=== Begin Enclosure ===

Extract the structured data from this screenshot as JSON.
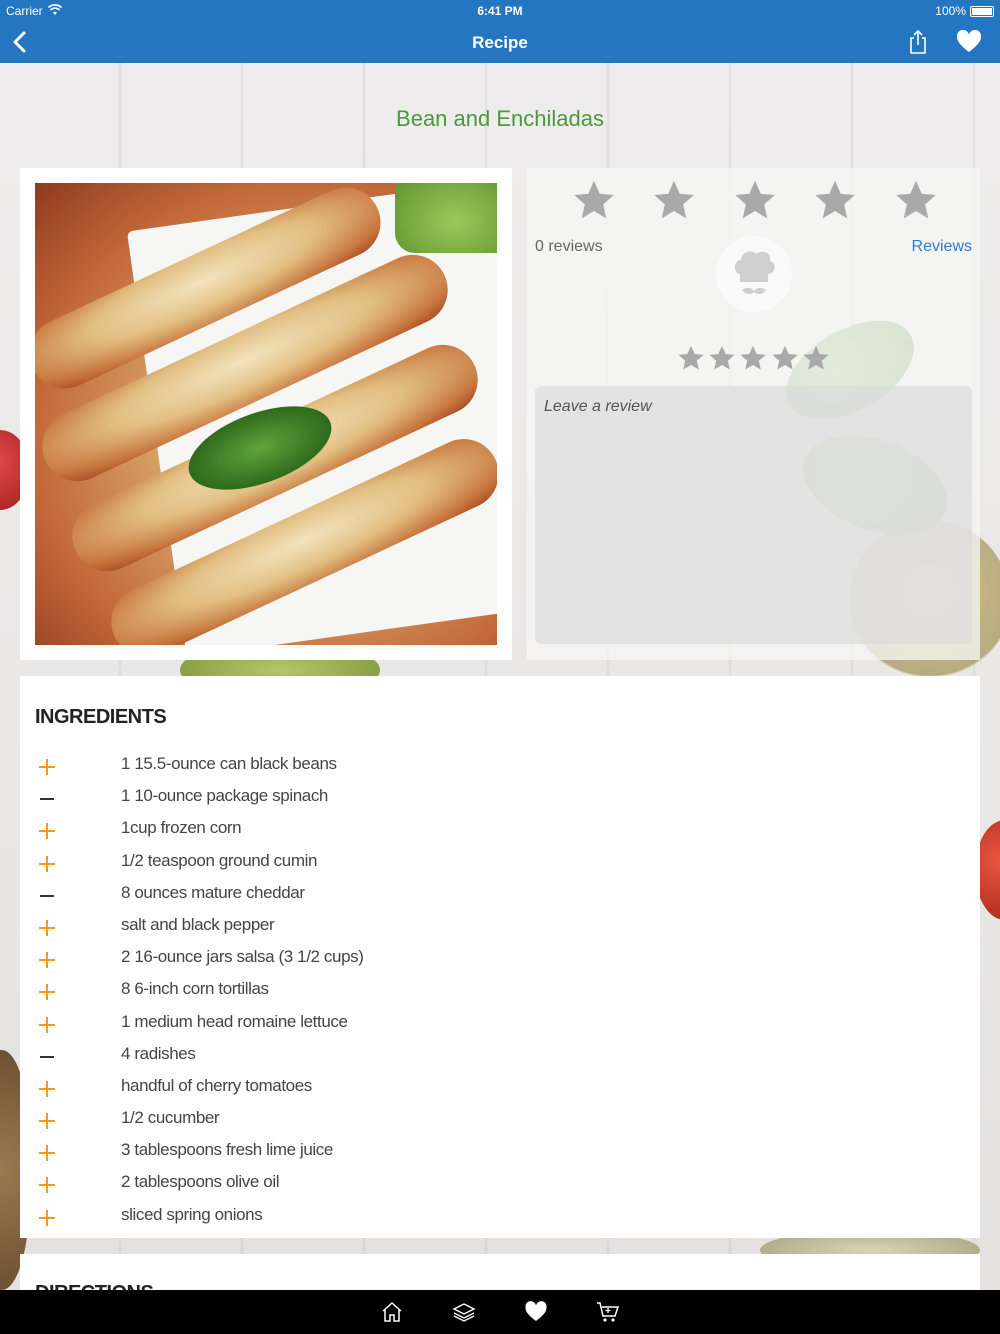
{
  "status_bar": {
    "carrier": "Carrier",
    "time": "6:41 PM",
    "battery": "100%"
  },
  "nav": {
    "title": "Recipe"
  },
  "recipe": {
    "title": "Bean and Enchiladas"
  },
  "rating": {
    "reviews_count": "0 reviews",
    "reviews_link": "Reviews",
    "review_placeholder": "Leave a review"
  },
  "ingredients": {
    "heading": "INGREDIENTS",
    "items": [
      {
        "text": "1 15.5-ounce can black beans",
        "marker": "plus"
      },
      {
        "text": "1 10-ounce package spinach",
        "marker": "minus"
      },
      {
        "text": "1cup frozen corn",
        "marker": "plus"
      },
      {
        "text": "1/2 teaspoon ground cumin",
        "marker": "plus"
      },
      {
        "text": "8 ounces mature cheddar",
        "marker": "minus"
      },
      {
        "text": "salt and black pepper",
        "marker": "plus"
      },
      {
        "text": "2 16-ounce jars salsa (3 1/2 cups)",
        "marker": "plus"
      },
      {
        "text": "8 6-inch corn tortillas",
        "marker": "plus"
      },
      {
        "text": "1 medium head romaine lettuce",
        "marker": "plus"
      },
      {
        "text": "4 radishes",
        "marker": "minus"
      },
      {
        "text": "handful of cherry tomatoes",
        "marker": "plus"
      },
      {
        "text": "1/2 cucumber",
        "marker": "plus"
      },
      {
        "text": "3 tablespoons fresh lime juice",
        "marker": "plus"
      },
      {
        "text": "2 tablespoons olive oil",
        "marker": "plus"
      },
      {
        "text": "sliced spring onions",
        "marker": "plus"
      }
    ]
  },
  "directions": {
    "heading": "DIRECTIONS"
  },
  "tabbar": {
    "icons": [
      "home-icon",
      "layers-icon",
      "heart-icon",
      "cart-icon"
    ]
  },
  "colors": {
    "nav_blue": "#2476c0",
    "title_green": "#4a9a3a",
    "accent_orange": "#f39a1e",
    "link_blue": "#2e7bd2",
    "star_gray": "#a9a9a9"
  }
}
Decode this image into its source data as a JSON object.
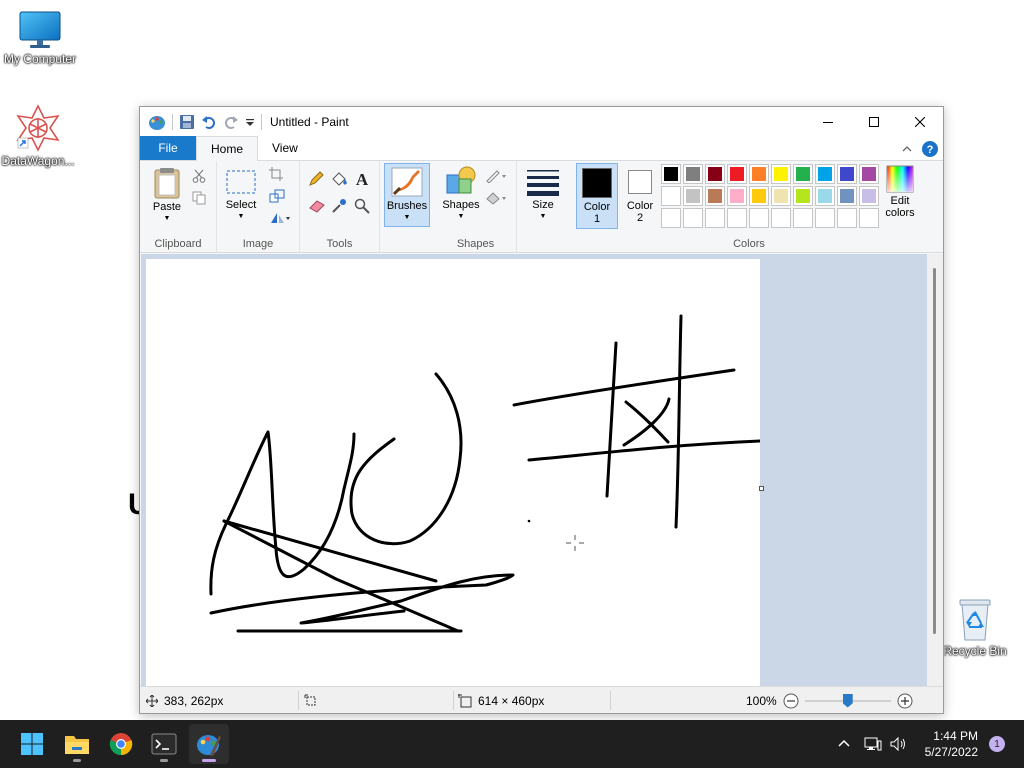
{
  "desktop": {
    "icons": [
      {
        "label": "My Computer",
        "icon": "monitor-icon"
      },
      {
        "label": "DataWagon...",
        "icon": "datawagon-shortcut-icon"
      },
      {
        "label": "Recycle Bin",
        "icon": "recycle-bin-icon"
      }
    ],
    "stray_text": "U"
  },
  "window": {
    "title": "Untitled - Paint",
    "tabs": {
      "file": "File",
      "home": "Home",
      "view": "View"
    },
    "ribbon": {
      "clipboard": {
        "paste": "Paste",
        "group": "Clipboard"
      },
      "image": {
        "select": "Select",
        "group": "Image"
      },
      "tools": {
        "group": "Tools"
      },
      "brushes": {
        "label": "Brushes"
      },
      "shapes": {
        "label": "Shapes",
        "group": "Shapes"
      },
      "size": {
        "label": "Size"
      },
      "color1": {
        "label": "Color",
        "num": "1",
        "value": "#000000"
      },
      "color2": {
        "label": "Color",
        "num": "2",
        "value": "#ffffff"
      },
      "edit_colors": {
        "line1": "Edit",
        "line2": "colors"
      },
      "colors_group": "Colors",
      "palette_row1": [
        "#000000",
        "#7f7f7f",
        "#880015",
        "#ed1c24",
        "#ff7f27",
        "#fff200",
        "#22b14c",
        "#00a2e8",
        "#3f48cc",
        "#a349a4"
      ],
      "palette_row2": [
        "#ffffff",
        "#c3c3c3",
        "#b97a57",
        "#ffaec9",
        "#ffc90e",
        "#efe4b0",
        "#b5e61d",
        "#99d9ea",
        "#7092be",
        "#c8bfe7"
      ]
    },
    "status": {
      "cursor_pos": "383, 262px",
      "canvas_size": "614 × 460px",
      "zoom": "100%",
      "zoom_level": 0.5
    }
  },
  "taskbar": {
    "apps": [
      "start-icon",
      "file-explorer-icon",
      "chrome-icon",
      "terminal-icon",
      "paint-icon"
    ],
    "time": "1:44 PM",
    "date": "5/27/2022",
    "notifications": "1"
  }
}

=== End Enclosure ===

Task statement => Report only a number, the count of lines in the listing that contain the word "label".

Exercise solution => 8